Dear Alumni, Parents, and Friends,

Five years ago, when I first taught a class at CC, I discovered that what happens in the classroom here is different from anything I had encountered in more than 25 years in higher education.

The Block Plan and the adventurous spirit of our students make it seem that anything is possible, each and every block. You can take the time to do something over, you can assign group work, you can get out into the field, you can hold class at your home, or you can bring in an expert on a specific topic.

One of the key goals of our strategic plan, “Building on the Block,” is to find ways to support all the possibilities that the faculty are imagining to enhance their blocks.
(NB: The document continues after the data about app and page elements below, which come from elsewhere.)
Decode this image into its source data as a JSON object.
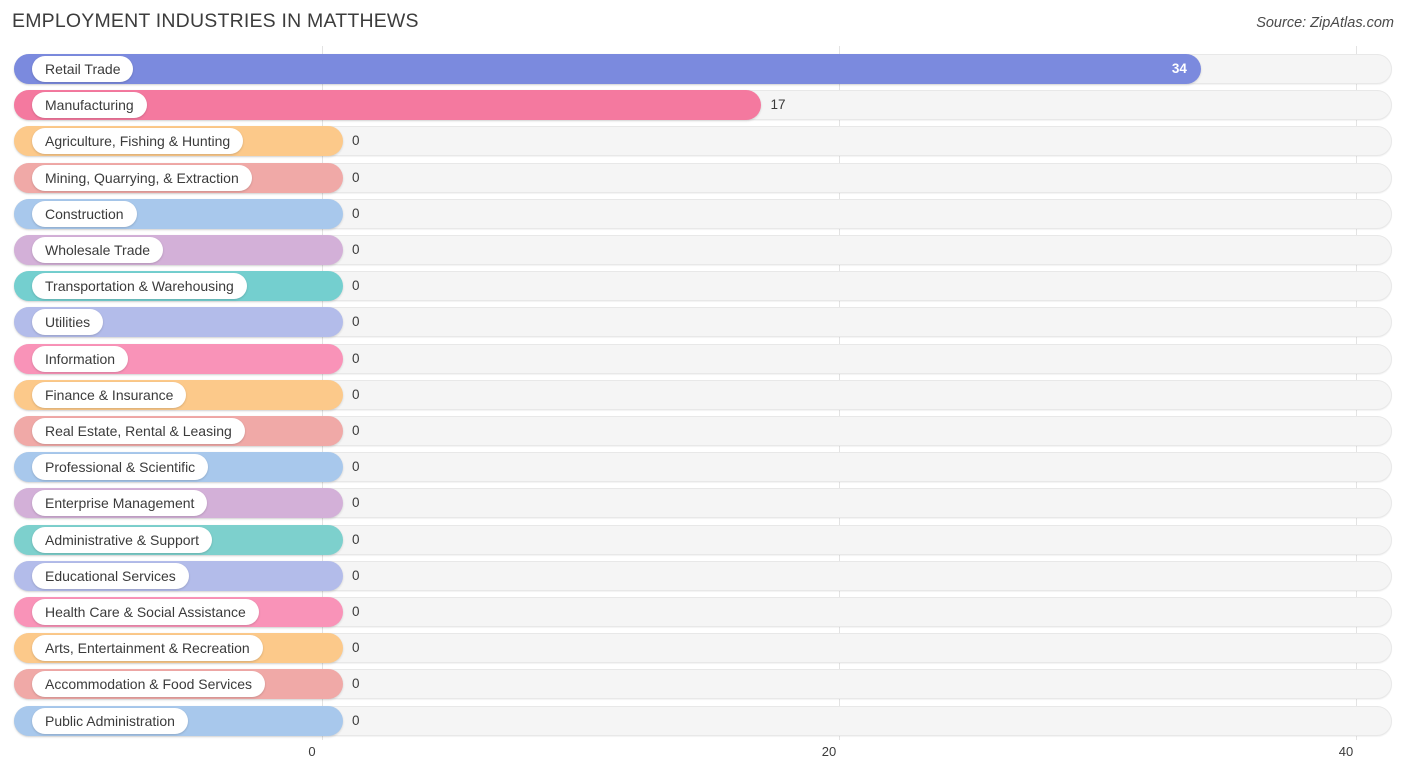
{
  "header": {
    "title": "EMPLOYMENT INDUSTRIES IN MATTHEWS",
    "source": "Source: ZipAtlas.com"
  },
  "chart_data": {
    "type": "bar",
    "orientation": "horizontal",
    "title": "EMPLOYMENT INDUSTRIES IN MATTHEWS",
    "xlabel": "",
    "ylabel": "",
    "xlim": [
      0,
      40
    ],
    "xticks": [
      0,
      20,
      40
    ],
    "xtick_labels": [
      "0",
      "20",
      "40"
    ],
    "grid": true,
    "legend": "none",
    "categories": [
      "Retail Trade",
      "Manufacturing",
      "Agriculture, Fishing & Hunting",
      "Mining, Quarrying, & Extraction",
      "Construction",
      "Wholesale Trade",
      "Transportation & Warehousing",
      "Utilities",
      "Information",
      "Finance & Insurance",
      "Real Estate, Rental & Leasing",
      "Professional & Scientific",
      "Enterprise Management",
      "Administrative & Support",
      "Educational Services",
      "Health Care & Social Assistance",
      "Arts, Entertainment & Recreation",
      "Accommodation & Food Services",
      "Public Administration"
    ],
    "values": [
      34,
      17,
      0,
      0,
      0,
      0,
      0,
      0,
      0,
      0,
      0,
      0,
      0,
      0,
      0,
      0,
      0,
      0,
      0
    ],
    "value_labels": [
      "34",
      "17",
      "0",
      "0",
      "0",
      "0",
      "0",
      "0",
      "0",
      "0",
      "0",
      "0",
      "0",
      "0",
      "0",
      "0",
      "0",
      "0",
      "0"
    ],
    "colors": [
      "#7b8ade",
      "#f4799f",
      "#fcc98a",
      "#f0a9a7",
      "#a8c8ec",
      "#d3b0d8",
      "#74cfcf",
      "#b3bcea",
      "#f993b8",
      "#fcc98a",
      "#f0a9a7",
      "#a8c8ec",
      "#d3b0d8",
      "#7dd0cd",
      "#b3bcea",
      "#f993b8",
      "#fcc98a",
      "#f0a9a7",
      "#a8c8ec"
    ]
  },
  "rows": [
    {
      "label": "Retail Trade",
      "value": 34,
      "value_label": "34",
      "color": "#7b8ade",
      "inside": true
    },
    {
      "label": "Manufacturing",
      "value": 17,
      "value_label": "17",
      "color": "#f4799f",
      "inside": false
    },
    {
      "label": "Agriculture, Fishing & Hunting",
      "value": 0,
      "value_label": "0",
      "color": "#fcc98a",
      "inside": false
    },
    {
      "label": "Mining, Quarrying, & Extraction",
      "value": 0,
      "value_label": "0",
      "color": "#f0a9a7",
      "inside": false
    },
    {
      "label": "Construction",
      "value": 0,
      "value_label": "0",
      "color": "#a8c8ec",
      "inside": false
    },
    {
      "label": "Wholesale Trade",
      "value": 0,
      "value_label": "0",
      "color": "#d3b0d8",
      "inside": false
    },
    {
      "label": "Transportation & Warehousing",
      "value": 0,
      "value_label": "0",
      "color": "#74cfcf",
      "inside": false
    },
    {
      "label": "Utilities",
      "value": 0,
      "value_label": "0",
      "color": "#b3bcea",
      "inside": false
    },
    {
      "label": "Information",
      "value": 0,
      "value_label": "0",
      "color": "#f993b8",
      "inside": false
    },
    {
      "label": "Finance & Insurance",
      "value": 0,
      "value_label": "0",
      "color": "#fcc98a",
      "inside": false
    },
    {
      "label": "Real Estate, Rental & Leasing",
      "value": 0,
      "value_label": "0",
      "color": "#f0a9a7",
      "inside": false
    },
    {
      "label": "Professional & Scientific",
      "value": 0,
      "value_label": "0",
      "color": "#a8c8ec",
      "inside": false
    },
    {
      "label": "Enterprise Management",
      "value": 0,
      "value_label": "0",
      "color": "#d3b0d8",
      "inside": false
    },
    {
      "label": "Administrative & Support",
      "value": 0,
      "value_label": "0",
      "color": "#7dd0cd",
      "inside": false
    },
    {
      "label": "Educational Services",
      "value": 0,
      "value_label": "0",
      "color": "#b3bcea",
      "inside": false
    },
    {
      "label": "Health Care & Social Assistance",
      "value": 0,
      "value_label": "0",
      "color": "#f993b8",
      "inside": false
    },
    {
      "label": "Arts, Entertainment & Recreation",
      "value": 0,
      "value_label": "0",
      "color": "#fcc98a",
      "inside": false
    },
    {
      "label": "Accommodation & Food Services",
      "value": 0,
      "value_label": "0",
      "color": "#f0a9a7",
      "inside": false
    },
    {
      "label": "Public Administration",
      "value": 0,
      "value_label": "0",
      "color": "#a8c8ec",
      "inside": false
    }
  ],
  "axis": {
    "ticks": [
      "0",
      "20",
      "40"
    ]
  }
}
One of our initiatives is the Distinguished Visitors in Residence Program, which is featured in this issue. It’s an exciting program, and one we hope to continue to enhance.

Distinguished visitors make short but pivotal visits, like those of Nobel Prize-winning chemist Tom Cech, or attorney Cate Stetson; or they teach for an entire block, like journalist Peter Breslow of NPR or award-winning author Percival Everett.
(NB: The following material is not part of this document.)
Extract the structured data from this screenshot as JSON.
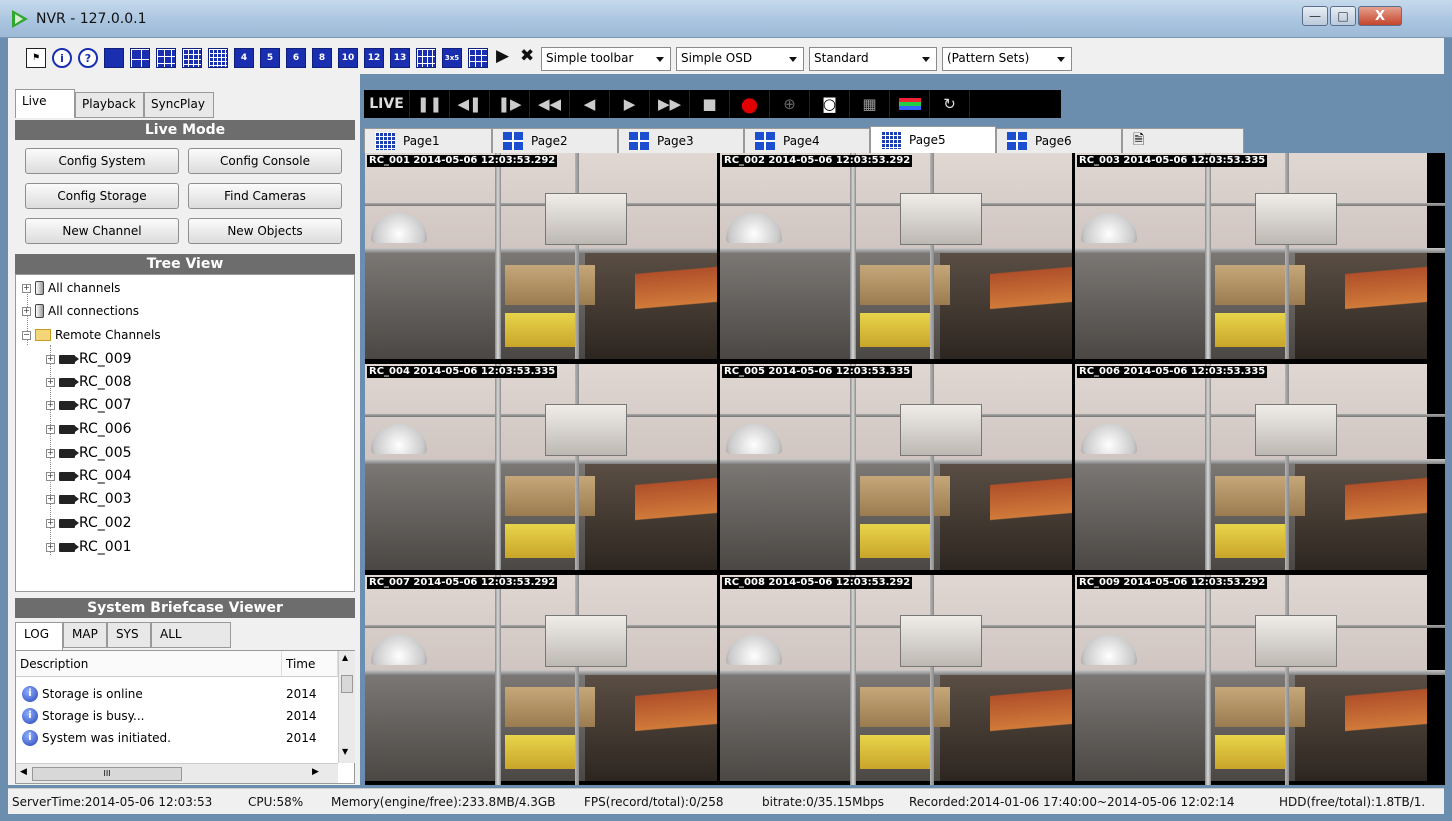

Very few scholars, artists, filmmakers, and writers can take time out of their busy schedules to teach for an entire semester. However, they often can join us at CC for a 3 ½-week block. And the flexibility of the Block Plan also allows us to make the most of the visitors who come to campus for a more traditional one- or two-day visit. They usually spend chunks of their time here in classes with small groups of students.

CC has always drawn very special people, and when you combine our distinguished visitors in residence with faculty like Physics Professor Shane Burns and Theatre Professor Idris Goodwin, and students like Madeline Pillari ’17, whose stories are all featured in this issue, great things happen.

As a scholar, I am eager to understand more about the impact of our unique schedule on student learning. With support from the Andrew W. Mellon Foundation, we are beginning to conduct scholarly research on the Block Plan. Our inaugural Mellon Pedagogy Scholar, Heather Fedesco, is interested in how compressed-format courses (the block!) affect student motivation, engagement, and performance. She spent the fall observing classes, conducting in-depth interviews with students, and surveying the student body. Her research will be featured in a future issue.

Which leads me back to where I started. Bringing experts to the CC campus, getting students out into the field, helping students create new knowledge with faculty advisors, or starting new businesses with guidance from visionary mentors — these are opportunities that are possible for a liberal arts college on the Block Plan. It is the right education for this generation.

Best regards,

Jill Tiefenthaler